As I reflected on this conversation, I realized that this is precisely the kind of thing Ci is writing about. The young women in my class are, in various ways, more free than their mothers or grandmothers. A wide variety of personal choices and opportunities lay before them. But that freedom is not fully articulated and theorized. How free can and should women be when it comes to their sexuality in China today? Clearly, there are still attitudes and practices here that run counter to the expectations and identities of the younger generation. To what extent and in what manner should the prospect of freedom be subordinated to existing or reinvented social norms?
Ci's analysis is especially helpful here because his notion of freedom is not a crude anything-goes egoism. He invokes Foucault's notion of a "mode of subjection" to recognize that individuals are always already embedded in social contexts, with their attendant norms and practices, and that we are constantly engaged in a process of shaping our individual preferences and habits and interests in light of social and political and economic forces. We are not wholly free, we are subjected (subjugated?) by various aspects of modernity. My own sense is our subjection to economic pressures, the market, might be most powerful. We often limit ourselves in the face of material incentives and disincentives. But, as my female students made clear, subjection to gender norms is also powerfully at play (there seems to be a cycle: young people press for more freedom which in turn produces a conservative reaction for a return to "tradition").
Ultimately, the women in my class were thinking about how certain social forces work to define gender roles ("degenerate women") in such a manner as to limit their sexual, and ultimately social, freedom.

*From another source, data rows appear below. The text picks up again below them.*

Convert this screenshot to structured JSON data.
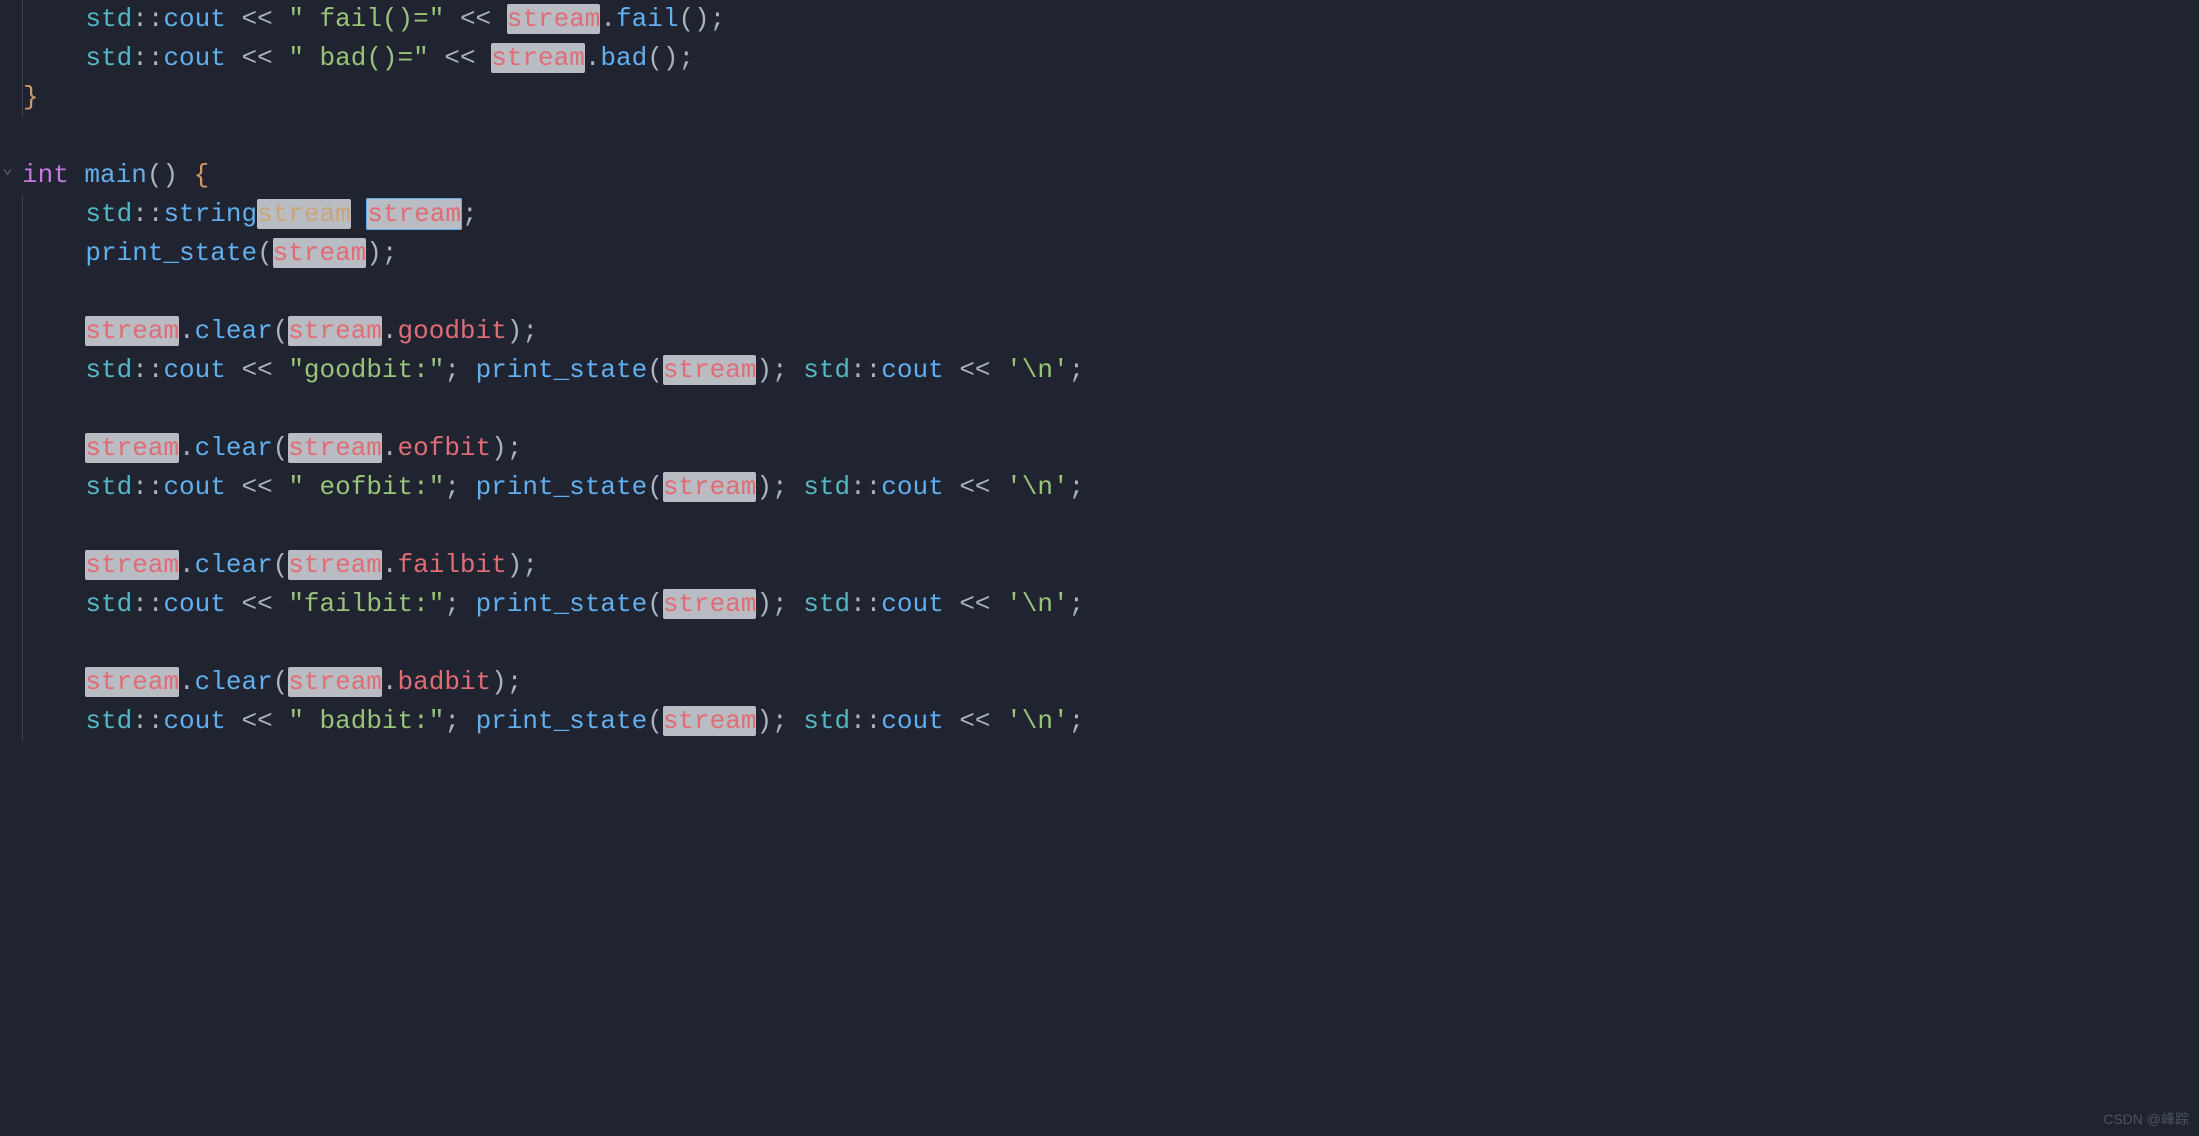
{
  "code": {
    "lines": [
      {
        "indent": "    ",
        "tokens": [
          [
            "std",
            "t-namespace"
          ],
          [
            "::",
            "t-plain"
          ],
          [
            "cout",
            "t-func"
          ],
          [
            " ",
            "t-plain"
          ],
          [
            "<<",
            "t-op"
          ],
          [
            " ",
            "t-plain"
          ],
          [
            "\" fail()=\"",
            "t-string"
          ],
          [
            " ",
            "t-plain"
          ],
          [
            "<<",
            "t-op"
          ],
          [
            " ",
            "t-plain"
          ],
          [
            "stream",
            "hl"
          ],
          [
            ".",
            "t-punc"
          ],
          [
            "fail",
            "t-func"
          ],
          [
            "();",
            "t-punc"
          ]
        ]
      },
      {
        "indent": "    ",
        "tokens": [
          [
            "std",
            "t-namespace"
          ],
          [
            "::",
            "t-plain"
          ],
          [
            "cout",
            "t-func"
          ],
          [
            " ",
            "t-plain"
          ],
          [
            "<<",
            "t-op"
          ],
          [
            " ",
            "t-plain"
          ],
          [
            "\" bad()=\"",
            "t-string"
          ],
          [
            " ",
            "t-plain"
          ],
          [
            "<<",
            "t-op"
          ],
          [
            " ",
            "t-plain"
          ],
          [
            "stream",
            "hl"
          ],
          [
            ".",
            "t-punc"
          ],
          [
            "bad",
            "t-func"
          ],
          [
            "();",
            "t-punc"
          ]
        ]
      },
      {
        "indent": "",
        "tokens": [
          [
            "}",
            "t-brace"
          ]
        ]
      },
      {
        "indent": "",
        "tokens": []
      },
      {
        "fold": "v",
        "indent": "",
        "tokens": [
          [
            "int",
            "t-type"
          ],
          [
            " ",
            "t-plain"
          ],
          [
            "main",
            "t-func"
          ],
          [
            "()",
            "t-punc"
          ],
          [
            " ",
            "t-plain"
          ],
          [
            "{",
            "t-brace"
          ]
        ]
      },
      {
        "indent": "    ",
        "tokens": [
          [
            "std",
            "t-namespace"
          ],
          [
            "::",
            "t-plain"
          ],
          [
            "string",
            "t-func"
          ],
          [
            "stream",
            "hl-dim"
          ],
          [
            " ",
            "t-plain"
          ],
          [
            "stream",
            "hl-box"
          ],
          [
            ";",
            "t-punc"
          ]
        ]
      },
      {
        "indent": "    ",
        "tokens": [
          [
            "print_state",
            "t-func"
          ],
          [
            "(",
            "t-punc"
          ],
          [
            "stream",
            "hl"
          ],
          [
            ")",
            "t-punc"
          ],
          [
            ";",
            "t-punc"
          ]
        ]
      },
      {
        "indent": "",
        "tokens": []
      },
      {
        "indent": "    ",
        "tokens": [
          [
            "stream",
            "hl"
          ],
          [
            ".",
            "t-punc"
          ],
          [
            "clear",
            "t-func"
          ],
          [
            "(",
            "t-punc"
          ],
          [
            "stream",
            "hl"
          ],
          [
            ".",
            "t-punc"
          ],
          [
            "goodbit",
            "t-prop"
          ],
          [
            ")",
            "t-punc"
          ],
          [
            ";",
            "t-punc"
          ]
        ]
      },
      {
        "indent": "    ",
        "tokens": [
          [
            "std",
            "t-namespace"
          ],
          [
            "::",
            "t-plain"
          ],
          [
            "cout",
            "t-func"
          ],
          [
            " ",
            "t-plain"
          ],
          [
            "<<",
            "t-op"
          ],
          [
            " ",
            "t-plain"
          ],
          [
            "\"goodbit:\"",
            "t-string"
          ],
          [
            ";",
            "t-punc"
          ],
          [
            " ",
            "t-plain"
          ],
          [
            "print_state",
            "t-func"
          ],
          [
            "(",
            "t-punc"
          ],
          [
            "stream",
            "hl"
          ],
          [
            ")",
            "t-punc"
          ],
          [
            ";",
            "t-punc"
          ],
          [
            " ",
            "t-plain"
          ],
          [
            "std",
            "t-namespace"
          ],
          [
            "::",
            "t-plain"
          ],
          [
            "cout",
            "t-func"
          ],
          [
            " ",
            "t-plain"
          ],
          [
            "<<",
            "t-op"
          ],
          [
            " ",
            "t-plain"
          ],
          [
            "'\\n'",
            "t-char"
          ],
          [
            ";",
            "t-punc"
          ]
        ]
      },
      {
        "indent": "",
        "tokens": []
      },
      {
        "indent": "    ",
        "tokens": [
          [
            "stream",
            "hl"
          ],
          [
            ".",
            "t-punc"
          ],
          [
            "clear",
            "t-func"
          ],
          [
            "(",
            "t-punc"
          ],
          [
            "stream",
            "hl"
          ],
          [
            ".",
            "t-punc"
          ],
          [
            "eofbit",
            "t-prop"
          ],
          [
            ")",
            "t-punc"
          ],
          [
            ";",
            "t-punc"
          ]
        ]
      },
      {
        "indent": "    ",
        "tokens": [
          [
            "std",
            "t-namespace"
          ],
          [
            "::",
            "t-plain"
          ],
          [
            "cout",
            "t-func"
          ],
          [
            " ",
            "t-plain"
          ],
          [
            "<<",
            "t-op"
          ],
          [
            " ",
            "t-plain"
          ],
          [
            "\" eofbit:\"",
            "t-string"
          ],
          [
            ";",
            "t-punc"
          ],
          [
            " ",
            "t-plain"
          ],
          [
            "print_state",
            "t-func"
          ],
          [
            "(",
            "t-punc"
          ],
          [
            "stream",
            "hl"
          ],
          [
            ")",
            "t-punc"
          ],
          [
            ";",
            "t-punc"
          ],
          [
            " ",
            "t-plain"
          ],
          [
            "std",
            "t-namespace"
          ],
          [
            "::",
            "t-plain"
          ],
          [
            "cout",
            "t-func"
          ],
          [
            " ",
            "t-plain"
          ],
          [
            "<<",
            "t-op"
          ],
          [
            " ",
            "t-plain"
          ],
          [
            "'\\n'",
            "t-char"
          ],
          [
            ";",
            "t-punc"
          ]
        ]
      },
      {
        "indent": "",
        "tokens": []
      },
      {
        "indent": "    ",
        "tokens": [
          [
            "stream",
            "hl"
          ],
          [
            ".",
            "t-punc"
          ],
          [
            "clear",
            "t-func"
          ],
          [
            "(",
            "t-punc"
          ],
          [
            "stream",
            "hl"
          ],
          [
            ".",
            "t-punc"
          ],
          [
            "failbit",
            "t-prop"
          ],
          [
            ")",
            "t-punc"
          ],
          [
            ";",
            "t-punc"
          ]
        ]
      },
      {
        "indent": "    ",
        "tokens": [
          [
            "std",
            "t-namespace"
          ],
          [
            "::",
            "t-plain"
          ],
          [
            "cout",
            "t-func"
          ],
          [
            " ",
            "t-plain"
          ],
          [
            "<<",
            "t-op"
          ],
          [
            " ",
            "t-plain"
          ],
          [
            "\"failbit:\"",
            "t-string"
          ],
          [
            ";",
            "t-punc"
          ],
          [
            " ",
            "t-plain"
          ],
          [
            "print_state",
            "t-func"
          ],
          [
            "(",
            "t-punc"
          ],
          [
            "stream",
            "hl"
          ],
          [
            ")",
            "t-punc"
          ],
          [
            ";",
            "t-punc"
          ],
          [
            " ",
            "t-plain"
          ],
          [
            "std",
            "t-namespace"
          ],
          [
            "::",
            "t-plain"
          ],
          [
            "cout",
            "t-func"
          ],
          [
            " ",
            "t-plain"
          ],
          [
            "<<",
            "t-op"
          ],
          [
            " ",
            "t-plain"
          ],
          [
            "'\\n'",
            "t-char"
          ],
          [
            ";",
            "t-punc"
          ]
        ]
      },
      {
        "indent": "",
        "tokens": []
      },
      {
        "indent": "    ",
        "tokens": [
          [
            "stream",
            "hl"
          ],
          [
            ".",
            "t-punc"
          ],
          [
            "clear",
            "t-func"
          ],
          [
            "(",
            "t-punc"
          ],
          [
            "stream",
            "hl"
          ],
          [
            ".",
            "t-punc"
          ],
          [
            "badbit",
            "t-prop"
          ],
          [
            ")",
            "t-punc"
          ],
          [
            ";",
            "t-punc"
          ]
        ]
      },
      {
        "indent": "    ",
        "tokens": [
          [
            "std",
            "t-namespace"
          ],
          [
            "::",
            "t-plain"
          ],
          [
            "cout",
            "t-func"
          ],
          [
            " ",
            "t-plain"
          ],
          [
            "<<",
            "t-op"
          ],
          [
            " ",
            "t-plain"
          ],
          [
            "\" badbit:\"",
            "t-string"
          ],
          [
            ";",
            "t-punc"
          ],
          [
            " ",
            "t-plain"
          ],
          [
            "print_state",
            "t-func"
          ],
          [
            "(",
            "t-punc"
          ],
          [
            "stream",
            "hl"
          ],
          [
            ")",
            "t-punc"
          ],
          [
            ";",
            "t-punc"
          ],
          [
            " ",
            "t-plain"
          ],
          [
            "std",
            "t-namespace"
          ],
          [
            "::",
            "t-plain"
          ],
          [
            "cout",
            "t-func"
          ],
          [
            " ",
            "t-plain"
          ],
          [
            "<<",
            "t-op"
          ],
          [
            " ",
            "t-plain"
          ],
          [
            "'\\n'",
            "t-char"
          ],
          [
            ";",
            "t-punc"
          ]
        ]
      }
    ]
  },
  "watermark": "CSDN @峰踪"
}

They were pressing back against this narrower mode of subjection, and actively engaging in the process of subjection. They were resisting certain conservative limitations and defining for themselves their freedom within a newly created, and perhaps somewhat expanded, mode of subjection. They are not wholly free, but they want to be freer and they want to have more of a say in what that freedom means.
A parting thought. All of this happened in a class that was considering possible modern meanings of Confucianism. I encourage more liberal interpretations of The Analects and Mencius, readings that recognize the historical patriarchal qualities of the texts but insist on a contemporary gender-neutral understanding. In the multiform Confucian revival in China now there are people who are bringing Confucian ideas into their personal lives in a manner that helps to expand and make sensible the social-cultural freedom they enjoy. But there are also those who use "Confucianism" in a more limiting manner, imposing a top-down neo-traditionalist mode of subjection that works against freedom. My sense is that these projects will ultimately fail here. The young women in my class will not accept a "Confucianism" that pushes them down into someone else's definition of who they should be; they want to define themselves. If Confucianism is to have a significant modern presence in China, it has to work with freedom not against it.